What the exercise asks
All of the data is to be copied word for word.

Records from a data source
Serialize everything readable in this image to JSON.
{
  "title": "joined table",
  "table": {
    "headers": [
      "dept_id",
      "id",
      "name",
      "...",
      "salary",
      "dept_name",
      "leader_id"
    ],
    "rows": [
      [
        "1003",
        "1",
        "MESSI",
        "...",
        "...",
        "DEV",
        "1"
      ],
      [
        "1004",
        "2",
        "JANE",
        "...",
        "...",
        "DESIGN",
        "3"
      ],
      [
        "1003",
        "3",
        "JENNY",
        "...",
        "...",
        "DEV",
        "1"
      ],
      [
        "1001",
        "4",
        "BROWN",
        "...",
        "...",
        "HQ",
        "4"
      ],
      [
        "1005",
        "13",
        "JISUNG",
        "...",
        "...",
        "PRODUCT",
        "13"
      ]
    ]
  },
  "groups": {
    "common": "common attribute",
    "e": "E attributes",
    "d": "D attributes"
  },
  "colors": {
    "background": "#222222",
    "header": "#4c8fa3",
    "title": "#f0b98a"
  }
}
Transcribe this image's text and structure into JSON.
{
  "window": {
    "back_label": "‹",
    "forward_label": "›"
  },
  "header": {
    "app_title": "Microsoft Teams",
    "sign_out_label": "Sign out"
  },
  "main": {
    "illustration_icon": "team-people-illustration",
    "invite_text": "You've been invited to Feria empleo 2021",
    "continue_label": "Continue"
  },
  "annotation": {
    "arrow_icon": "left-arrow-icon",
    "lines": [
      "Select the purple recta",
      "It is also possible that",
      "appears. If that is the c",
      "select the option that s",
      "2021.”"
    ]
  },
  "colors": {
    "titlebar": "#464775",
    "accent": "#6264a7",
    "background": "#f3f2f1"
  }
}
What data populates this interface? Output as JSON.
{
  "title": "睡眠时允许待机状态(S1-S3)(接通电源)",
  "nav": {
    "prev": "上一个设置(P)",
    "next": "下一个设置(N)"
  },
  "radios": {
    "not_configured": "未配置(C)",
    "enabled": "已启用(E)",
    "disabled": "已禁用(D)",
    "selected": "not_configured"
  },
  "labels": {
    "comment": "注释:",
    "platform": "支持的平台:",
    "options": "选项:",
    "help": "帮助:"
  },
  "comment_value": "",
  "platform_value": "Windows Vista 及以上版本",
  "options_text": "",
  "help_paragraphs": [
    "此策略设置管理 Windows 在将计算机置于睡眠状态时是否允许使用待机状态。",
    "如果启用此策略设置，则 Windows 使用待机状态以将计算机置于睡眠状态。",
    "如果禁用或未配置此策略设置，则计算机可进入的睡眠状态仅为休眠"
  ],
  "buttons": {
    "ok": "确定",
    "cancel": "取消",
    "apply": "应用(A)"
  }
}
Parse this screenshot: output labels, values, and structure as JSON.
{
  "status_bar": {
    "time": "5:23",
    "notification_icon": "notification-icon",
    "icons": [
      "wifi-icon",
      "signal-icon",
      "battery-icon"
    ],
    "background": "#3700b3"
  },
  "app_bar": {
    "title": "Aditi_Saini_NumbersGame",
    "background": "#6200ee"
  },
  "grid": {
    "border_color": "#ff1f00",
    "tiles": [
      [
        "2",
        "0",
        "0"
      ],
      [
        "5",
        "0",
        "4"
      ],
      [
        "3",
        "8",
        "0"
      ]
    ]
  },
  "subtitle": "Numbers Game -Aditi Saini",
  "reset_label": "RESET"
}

Answer box
Serialize everything readable in this image to JSON.
{
  "title": "joined table",
  "table": {
    "headers": [
      "dept_id",
      "id",
      "name",
      "...",
      "salary",
      "dept_name",
      "leader_id"
    ],
    "rows": [
      [
        "1003",
        "1",
        "MESSI",
        "...",
        "...",
        "DEV",
        "1"
      ],
      [
        "1004",
        "2",
        "JANE",
        "...",
        "...",
        "DESIGN",
        "3"
      ],
      [
        "1003",
        "3",
        "JENNY",
        "...",
        "...",
        "DEV",
        "1"
      ],
      [
        "1001",
        "4",
        "BROWN",
        "...",
        "...",
        "HQ",
        "4"
      ],
      [
        "1005",
        "13",
        "JISUNG",
        "...",
        "...",
        "PRODUCT",
        "13"
      ]
    ]
  },
  "groups": {
    "common": "common attribute",
    "e": "E attributes",
    "d": "D attributes"
  },
  "colors": {
    "background": "#222222",
    "header": "#4c8fa3",
    "title": "#f0b98a"
  }
}
Transcribe this image's text and structure into JSON.
{
  "window": {
    "back_label": "‹",
    "forward_label": "›"
  },
  "header": {
    "app_title": "Microsoft Teams",
    "sign_out_label": "Sign out"
  },
  "main": {
    "illustration_icon": "team-people-illustration",
    "invite_text": "You've been invited to Feria empleo 2021",
    "continue_label": "Continue"
  },
  "annotation": {
    "arrow_icon": "left-arrow-icon",
    "lines": [
      "Select the purple recta",
      "It is also possible that",
      "appears. If that is the c",
      "select the option that s",
      "2021.”"
    ]
  },
  "colors": {
    "titlebar": "#464775",
    "accent": "#6264a7",
    "background": "#f3f2f1"
  }
}
What data populates this interface? Output as JSON.
{
  "title": "睡眠时允许待机状态(S1-S3)(接通电源)",
  "nav": {
    "prev": "上一个设置(P)",
    "next": "下一个设置(N)"
  },
  "radios": {
    "not_configured": "未配置(C)",
    "enabled": "已启用(E)",
    "disabled": "已禁用(D)",
    "selected": "not_configured"
  },
  "labels": {
    "comment": "注释:",
    "platform": "支持的平台:",
    "options": "选项:",
    "help": "帮助:"
  },
  "comment_value": "",
  "platform_value": "Windows Vista 及以上版本",
  "options_text": "",
  "help_paragraphs": [
    "此策略设置管理 Windows 在将计算机置于睡眠状态时是否允许使用待机状态。",
    "如果启用此策略设置，则 Windows 使用待机状态以将计算机置于睡眠状态。",
    "如果禁用或未配置此策略设置，则计算机可进入的睡眠状态仅为休眠"
  ],
  "buttons": {
    "ok": "确定",
    "cancel": "取消",
    "apply": "应用(A)"
  }
}
Parse this screenshot: output labels, values, and structure as JSON.
{
  "status_bar": {
    "time": "5:23",
    "notification_icon": "notification-icon",
    "icons": [
      "wifi-icon",
      "signal-icon",
      "battery-icon"
    ],
    "background": "#3700b3"
  },
  "app_bar": {
    "title": "Aditi_Saini_NumbersGame",
    "background": "#6200ee"
  },
  "grid": {
    "border_color": "#ff1f00",
    "tiles": [
      [
        "2",
        "0",
        "0"
      ],
      [
        "5",
        "0",
        "4"
      ],
      [
        "3",
        "8",
        "0"
      ]
    ]
  },
  "subtitle": "Numbers Game -Aditi Saini",
  "reset_label": "RESET"
}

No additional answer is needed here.